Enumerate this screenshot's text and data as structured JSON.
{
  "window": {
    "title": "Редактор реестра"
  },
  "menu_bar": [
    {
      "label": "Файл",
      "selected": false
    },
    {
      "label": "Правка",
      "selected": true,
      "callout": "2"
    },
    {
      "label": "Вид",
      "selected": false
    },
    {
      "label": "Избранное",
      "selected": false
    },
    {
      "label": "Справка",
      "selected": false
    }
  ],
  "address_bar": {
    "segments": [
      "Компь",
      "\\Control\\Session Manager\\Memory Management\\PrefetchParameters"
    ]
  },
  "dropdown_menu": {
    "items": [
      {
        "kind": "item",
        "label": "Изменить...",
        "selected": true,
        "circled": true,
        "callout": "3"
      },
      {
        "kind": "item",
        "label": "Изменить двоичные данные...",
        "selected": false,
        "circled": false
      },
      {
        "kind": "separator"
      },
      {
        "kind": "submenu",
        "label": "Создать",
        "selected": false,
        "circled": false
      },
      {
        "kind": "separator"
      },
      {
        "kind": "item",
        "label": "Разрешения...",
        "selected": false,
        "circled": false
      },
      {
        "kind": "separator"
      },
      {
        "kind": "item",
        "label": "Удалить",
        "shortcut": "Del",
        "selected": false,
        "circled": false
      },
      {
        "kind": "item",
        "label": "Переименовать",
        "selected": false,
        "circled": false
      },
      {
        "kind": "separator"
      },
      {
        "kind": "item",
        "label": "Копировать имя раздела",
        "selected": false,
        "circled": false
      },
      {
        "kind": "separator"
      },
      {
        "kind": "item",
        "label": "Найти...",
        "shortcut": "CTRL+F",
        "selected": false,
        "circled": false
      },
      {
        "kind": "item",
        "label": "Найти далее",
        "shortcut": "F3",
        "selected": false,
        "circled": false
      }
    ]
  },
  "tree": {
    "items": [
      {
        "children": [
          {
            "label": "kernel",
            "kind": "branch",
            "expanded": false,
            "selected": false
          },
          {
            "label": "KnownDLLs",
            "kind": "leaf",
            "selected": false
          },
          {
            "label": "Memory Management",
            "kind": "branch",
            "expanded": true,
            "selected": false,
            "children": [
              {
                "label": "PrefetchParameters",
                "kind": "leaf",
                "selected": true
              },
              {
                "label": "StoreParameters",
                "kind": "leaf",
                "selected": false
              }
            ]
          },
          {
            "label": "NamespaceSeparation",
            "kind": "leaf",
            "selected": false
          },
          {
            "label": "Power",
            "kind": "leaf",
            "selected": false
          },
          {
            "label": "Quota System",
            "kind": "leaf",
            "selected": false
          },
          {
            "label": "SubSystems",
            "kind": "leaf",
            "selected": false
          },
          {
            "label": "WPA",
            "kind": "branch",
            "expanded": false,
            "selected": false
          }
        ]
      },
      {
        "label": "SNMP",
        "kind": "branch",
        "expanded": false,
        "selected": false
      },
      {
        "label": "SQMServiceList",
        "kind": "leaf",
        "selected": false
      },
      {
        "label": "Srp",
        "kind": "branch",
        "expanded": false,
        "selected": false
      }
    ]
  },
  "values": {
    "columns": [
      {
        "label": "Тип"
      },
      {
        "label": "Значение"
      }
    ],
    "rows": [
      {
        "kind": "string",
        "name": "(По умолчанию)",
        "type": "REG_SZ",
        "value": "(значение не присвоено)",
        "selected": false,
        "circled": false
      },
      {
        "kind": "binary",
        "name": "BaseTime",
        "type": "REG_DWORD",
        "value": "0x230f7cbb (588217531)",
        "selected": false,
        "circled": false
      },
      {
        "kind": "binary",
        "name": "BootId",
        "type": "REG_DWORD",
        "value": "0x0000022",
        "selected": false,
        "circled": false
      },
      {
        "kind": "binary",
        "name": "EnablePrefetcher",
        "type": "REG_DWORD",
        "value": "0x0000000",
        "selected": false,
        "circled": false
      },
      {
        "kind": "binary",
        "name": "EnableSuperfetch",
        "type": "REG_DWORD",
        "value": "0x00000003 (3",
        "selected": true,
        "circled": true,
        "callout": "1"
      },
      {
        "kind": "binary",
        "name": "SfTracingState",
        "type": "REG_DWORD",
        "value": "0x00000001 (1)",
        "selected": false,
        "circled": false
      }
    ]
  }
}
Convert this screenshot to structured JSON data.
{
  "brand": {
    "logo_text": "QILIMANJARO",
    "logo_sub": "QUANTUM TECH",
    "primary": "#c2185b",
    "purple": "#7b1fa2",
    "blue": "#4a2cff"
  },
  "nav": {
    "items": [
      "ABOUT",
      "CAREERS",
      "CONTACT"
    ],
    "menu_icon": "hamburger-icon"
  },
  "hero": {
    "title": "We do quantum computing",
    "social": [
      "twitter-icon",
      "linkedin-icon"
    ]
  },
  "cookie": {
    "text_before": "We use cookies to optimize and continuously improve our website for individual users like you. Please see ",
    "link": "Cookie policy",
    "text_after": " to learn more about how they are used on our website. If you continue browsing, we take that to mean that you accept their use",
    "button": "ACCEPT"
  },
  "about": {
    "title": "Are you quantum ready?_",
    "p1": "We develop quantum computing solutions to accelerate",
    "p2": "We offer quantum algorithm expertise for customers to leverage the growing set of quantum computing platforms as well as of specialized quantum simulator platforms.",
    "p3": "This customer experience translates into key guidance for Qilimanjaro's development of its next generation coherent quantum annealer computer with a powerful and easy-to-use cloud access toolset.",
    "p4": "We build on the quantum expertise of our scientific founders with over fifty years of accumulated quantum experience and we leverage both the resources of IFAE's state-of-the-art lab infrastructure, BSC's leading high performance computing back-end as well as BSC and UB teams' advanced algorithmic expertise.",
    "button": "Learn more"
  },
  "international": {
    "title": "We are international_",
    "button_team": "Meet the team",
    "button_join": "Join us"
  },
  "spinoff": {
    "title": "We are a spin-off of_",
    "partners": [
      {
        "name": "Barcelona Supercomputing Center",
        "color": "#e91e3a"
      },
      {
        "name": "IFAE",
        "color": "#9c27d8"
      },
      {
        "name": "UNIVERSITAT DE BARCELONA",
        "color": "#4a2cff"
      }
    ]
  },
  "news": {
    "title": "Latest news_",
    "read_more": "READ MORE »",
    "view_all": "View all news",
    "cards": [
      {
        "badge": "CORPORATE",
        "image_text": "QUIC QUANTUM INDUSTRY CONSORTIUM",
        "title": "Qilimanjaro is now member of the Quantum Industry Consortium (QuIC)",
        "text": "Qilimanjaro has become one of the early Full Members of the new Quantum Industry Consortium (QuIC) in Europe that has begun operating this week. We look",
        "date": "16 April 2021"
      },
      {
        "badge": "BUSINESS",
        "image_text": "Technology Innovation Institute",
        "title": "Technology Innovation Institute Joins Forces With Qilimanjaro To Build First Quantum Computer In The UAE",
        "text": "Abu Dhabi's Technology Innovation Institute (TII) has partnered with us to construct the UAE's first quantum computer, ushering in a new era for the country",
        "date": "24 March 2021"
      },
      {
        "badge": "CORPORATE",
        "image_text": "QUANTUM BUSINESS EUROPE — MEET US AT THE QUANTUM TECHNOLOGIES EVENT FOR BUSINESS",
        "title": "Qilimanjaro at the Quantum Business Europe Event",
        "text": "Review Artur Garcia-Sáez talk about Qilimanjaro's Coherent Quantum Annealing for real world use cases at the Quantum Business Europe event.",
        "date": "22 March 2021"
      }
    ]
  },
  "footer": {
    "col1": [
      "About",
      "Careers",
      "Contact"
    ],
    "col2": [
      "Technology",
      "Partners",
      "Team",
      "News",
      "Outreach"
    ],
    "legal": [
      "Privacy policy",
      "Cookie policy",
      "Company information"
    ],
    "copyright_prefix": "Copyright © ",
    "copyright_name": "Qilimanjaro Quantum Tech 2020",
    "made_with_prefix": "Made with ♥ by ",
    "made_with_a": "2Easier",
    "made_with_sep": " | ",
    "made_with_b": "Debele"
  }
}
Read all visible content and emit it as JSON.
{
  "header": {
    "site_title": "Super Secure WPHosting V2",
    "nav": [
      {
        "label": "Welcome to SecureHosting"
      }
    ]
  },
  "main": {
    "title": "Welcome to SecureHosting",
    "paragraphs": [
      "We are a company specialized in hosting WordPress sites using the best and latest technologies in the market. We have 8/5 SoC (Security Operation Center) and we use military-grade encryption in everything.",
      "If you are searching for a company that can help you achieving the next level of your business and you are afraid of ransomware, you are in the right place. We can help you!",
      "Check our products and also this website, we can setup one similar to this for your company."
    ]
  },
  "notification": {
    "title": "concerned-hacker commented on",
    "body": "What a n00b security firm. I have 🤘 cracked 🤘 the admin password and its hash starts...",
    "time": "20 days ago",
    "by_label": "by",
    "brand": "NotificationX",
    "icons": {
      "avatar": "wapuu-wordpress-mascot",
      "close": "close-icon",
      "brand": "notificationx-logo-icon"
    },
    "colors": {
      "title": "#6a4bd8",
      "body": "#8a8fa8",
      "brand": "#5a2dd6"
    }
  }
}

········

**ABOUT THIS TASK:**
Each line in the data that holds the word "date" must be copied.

**SOLUTION TO THIS PROBLEM:**
        "date": "16 April 2021"
        "date": "24 March 2021"
        "date": "22 March 2021"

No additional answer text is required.